The sinking of the Sewol ferry off the coast of South Korea in April was a tragedy felt around the world, leaving nearly 300 dead, most of them young students. As Korea struggles to comprehend the loss, Korean journalists are reckoning with the consequences of their own failings, and the trauma of bearing witness. Chong-ae Lee reports from Seoul.
The Ochberg Fellowship, now in its 16th year, is the Dart Center's flagship program for senior and mid-career journalists who wish to deepen their knowledge of emotional trauma and psychological injury, and improve reporting on violence, conflict and tragedy. The application deadline is October 1, 2014. Click here to apply.
Application guidelines for senior and mid-career journalists who want to deepen their knowledge of emotional trauma and psychological injury, and improve reporting on violence, conflict and tragedy. All application materials must be submitted by October 1, 2014 at 11:59pm E.S.T. Click here to apply now.
Sinn Fein leader Gerry Adams has, for now, put his alleged role in the IRA’s 1972 murder of Belfast woman Jean McConville behind him as his party topped polls in European and local government elections. Irish journalist Susan McKay analyzes the impact of the McConville case, and of Northern Ireland's broader effort to come to terms with its past.
“We realized as reporters that we were as traumatized as a lot of the country,” Alfredo Corchado tells Michelle García in this exclusive interview for the Dart Center from Mexico City. Corchado and García discuss the drug war, most recently chronicled in Corchado's memoir Midnight in Mexico. With an exclusive photo essay by Katie Orlinsky.
When Patrick Howse returned to London after a seven year tour of duty in and out of Baghdad as the BBC's bureau chief, a seemingly ordinary incident on the Central Line tube took him back to the war, and triggered the onset of PTSD. It also changed his life.
(The painting image below, "PTSD Patrick," by Inge Schlaile.)
When photographer and Columbia Journalism professor Nina Berman saw an aerial photograph of a sprawling Syrian refugee camp in northern Jordan, she hatched an idea for an innovative journalism project.
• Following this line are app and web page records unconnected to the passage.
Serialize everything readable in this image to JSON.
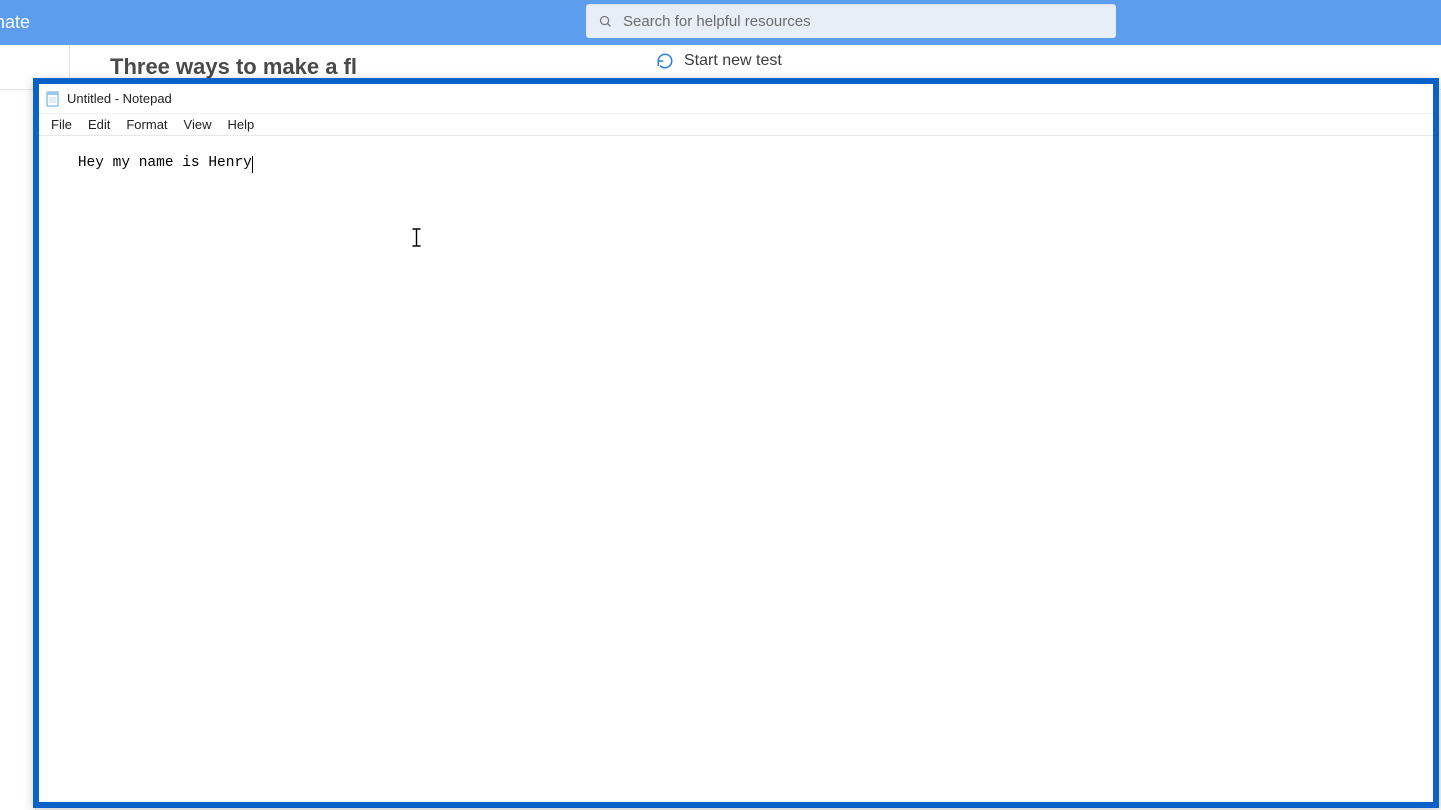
{
  "background": {
    "header_title_fragment": "mate",
    "search_placeholder": "Search for helpful resources",
    "sub_heading": "Three ways to make a fl",
    "start_new_test": "Start new test"
  },
  "notepad": {
    "window_title": "Untitled - Notepad",
    "menu": {
      "file": "File",
      "edit": "Edit",
      "format": "Format",
      "view": "View",
      "help": "Help"
    },
    "content": "Hey my name is Henry"
  }
}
Last December, she and her colleagues from the NOOR photo collective spent a week photographing some of its 100,000 residents—and plastering the camp's prison-like walls with their images.